Hoover Man Charged for Marketing Misbranded Male Enhancement Drugs from China
BIRMINGHAM – Federal prosecutors today charged a Hoover man with receiving and reselling misbranded male enhancement drugs from China that could cause serious side effects in men taking medications containing nitrates, announced U.S. Attorney Joyce White Vance and Food and Drug Administration Office of Criminal Investigation Special Agent in Charge Justin D. Green.
In a one-count information filed in U.S. District Court, the U.S. Attorney’s Office charged NABIL CHAGRI, 38, with one count of receiving and selling or offering to sell a misbranded prescription drug under the name, Zhen Gong Fu, on March 22. The product labeling did not declare that it contained sildenafil citrate, the active ingredient in the prescription drug, Viagra, and made additional false statements. Viagra is FDA approved for treatment of erectile dysfunction. The U.S. Attorney’s Office also filed a plea agreement with Chagri in which he acknowledges the charge and states he will plead guilty to it.
According to the information, drugs containing sildenafil are considered prescription drugs under federal law because of their toxicity and potential for harmful effects, and are considered unsafe for use except under the supervision of a licensed physician.
Sildenafil-containing drugs can be particularly harmful to people taking medications containing nitrates, such as nitroglycerin, because sildenafil can interact with the nitrates and lower blood pressure to dangerous levels, according to the information. Men with diabetes, high blood pressure, high cholesterol or heart disease often take nitrates.

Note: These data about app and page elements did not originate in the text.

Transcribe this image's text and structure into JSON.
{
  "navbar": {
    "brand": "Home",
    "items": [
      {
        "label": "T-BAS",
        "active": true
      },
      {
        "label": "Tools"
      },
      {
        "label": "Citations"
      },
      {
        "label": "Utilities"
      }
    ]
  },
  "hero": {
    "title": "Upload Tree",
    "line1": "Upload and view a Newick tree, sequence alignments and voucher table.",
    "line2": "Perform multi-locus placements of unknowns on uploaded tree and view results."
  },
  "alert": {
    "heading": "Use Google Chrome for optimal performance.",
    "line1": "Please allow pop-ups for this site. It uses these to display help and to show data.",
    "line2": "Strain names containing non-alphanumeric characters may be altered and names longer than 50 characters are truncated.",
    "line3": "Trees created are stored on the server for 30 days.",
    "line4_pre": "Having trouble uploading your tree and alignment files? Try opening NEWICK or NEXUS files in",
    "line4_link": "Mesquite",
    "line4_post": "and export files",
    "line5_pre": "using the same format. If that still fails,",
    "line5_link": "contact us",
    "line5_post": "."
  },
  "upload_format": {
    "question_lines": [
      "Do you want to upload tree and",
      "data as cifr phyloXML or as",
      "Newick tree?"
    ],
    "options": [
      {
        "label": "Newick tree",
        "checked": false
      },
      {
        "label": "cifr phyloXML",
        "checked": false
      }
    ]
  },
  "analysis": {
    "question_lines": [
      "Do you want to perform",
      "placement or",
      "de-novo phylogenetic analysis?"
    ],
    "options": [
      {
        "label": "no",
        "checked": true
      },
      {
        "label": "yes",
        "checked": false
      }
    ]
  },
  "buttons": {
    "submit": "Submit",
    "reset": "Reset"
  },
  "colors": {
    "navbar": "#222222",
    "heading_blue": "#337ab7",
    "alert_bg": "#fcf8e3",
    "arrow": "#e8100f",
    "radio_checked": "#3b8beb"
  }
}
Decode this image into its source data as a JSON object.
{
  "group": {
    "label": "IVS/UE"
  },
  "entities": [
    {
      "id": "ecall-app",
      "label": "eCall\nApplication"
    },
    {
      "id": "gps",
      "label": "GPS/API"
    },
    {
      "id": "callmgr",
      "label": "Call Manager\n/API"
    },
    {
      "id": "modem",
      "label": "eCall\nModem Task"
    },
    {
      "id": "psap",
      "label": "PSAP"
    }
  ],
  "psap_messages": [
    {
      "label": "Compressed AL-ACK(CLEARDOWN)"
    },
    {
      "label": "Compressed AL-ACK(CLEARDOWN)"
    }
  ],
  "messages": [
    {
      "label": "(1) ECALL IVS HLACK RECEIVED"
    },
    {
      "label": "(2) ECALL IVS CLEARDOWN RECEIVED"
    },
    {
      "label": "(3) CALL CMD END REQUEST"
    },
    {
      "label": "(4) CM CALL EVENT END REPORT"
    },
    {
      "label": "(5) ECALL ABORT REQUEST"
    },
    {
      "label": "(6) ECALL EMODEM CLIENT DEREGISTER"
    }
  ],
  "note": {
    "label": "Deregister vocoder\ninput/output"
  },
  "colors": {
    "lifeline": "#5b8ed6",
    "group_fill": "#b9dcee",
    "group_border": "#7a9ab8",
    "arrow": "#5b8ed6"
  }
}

The Zhen Gong Fu labeling not only failed to disclose that the drug contained sildenafil, it also falsely and misleadingly stated that Zhen Gong Fu “does not affect heart diseases [sic], hypertension or diabetes,” according to the information.
The government’s plea agreement with Chagri states that he received and sold, or offered for sale, a variety of mislabeled male enhancement drugs to wholesale supply stores or gas stations. The drugs, including Zhen Gong Fu, contained sildenafil or tadalafil, the active ingredient in Cialis, another FDA-approved prescription drug for erectile dysfunction.
The assorted mislabeled male enhancement drugs were mailed to Chagri from China at various addresses in north Alabama, according to the plea agreement. Between March 2015 and March 2016, the FDA detained multiple packages containing the drugs in route from China to Chagri and issued eight import detention notices to him, inviting Chagri to challenge the agency’s decision to detain the packages, the plea agreement states.
Chagri received the FDA detention notices, but continued to order and receive the drugs from China, sometimes under fictitious names “in an effort to mislead and evade detection by law enforcement,” according to the plea agreement.
The maximum punishment for receiving and selling, or offering for sale, a misbranded prescription drug is three years in prison and a $250,000 fine.
The FDA investigated the case, which Assistant U.S. Attorney Chinelo Dike-Minor is prosecuting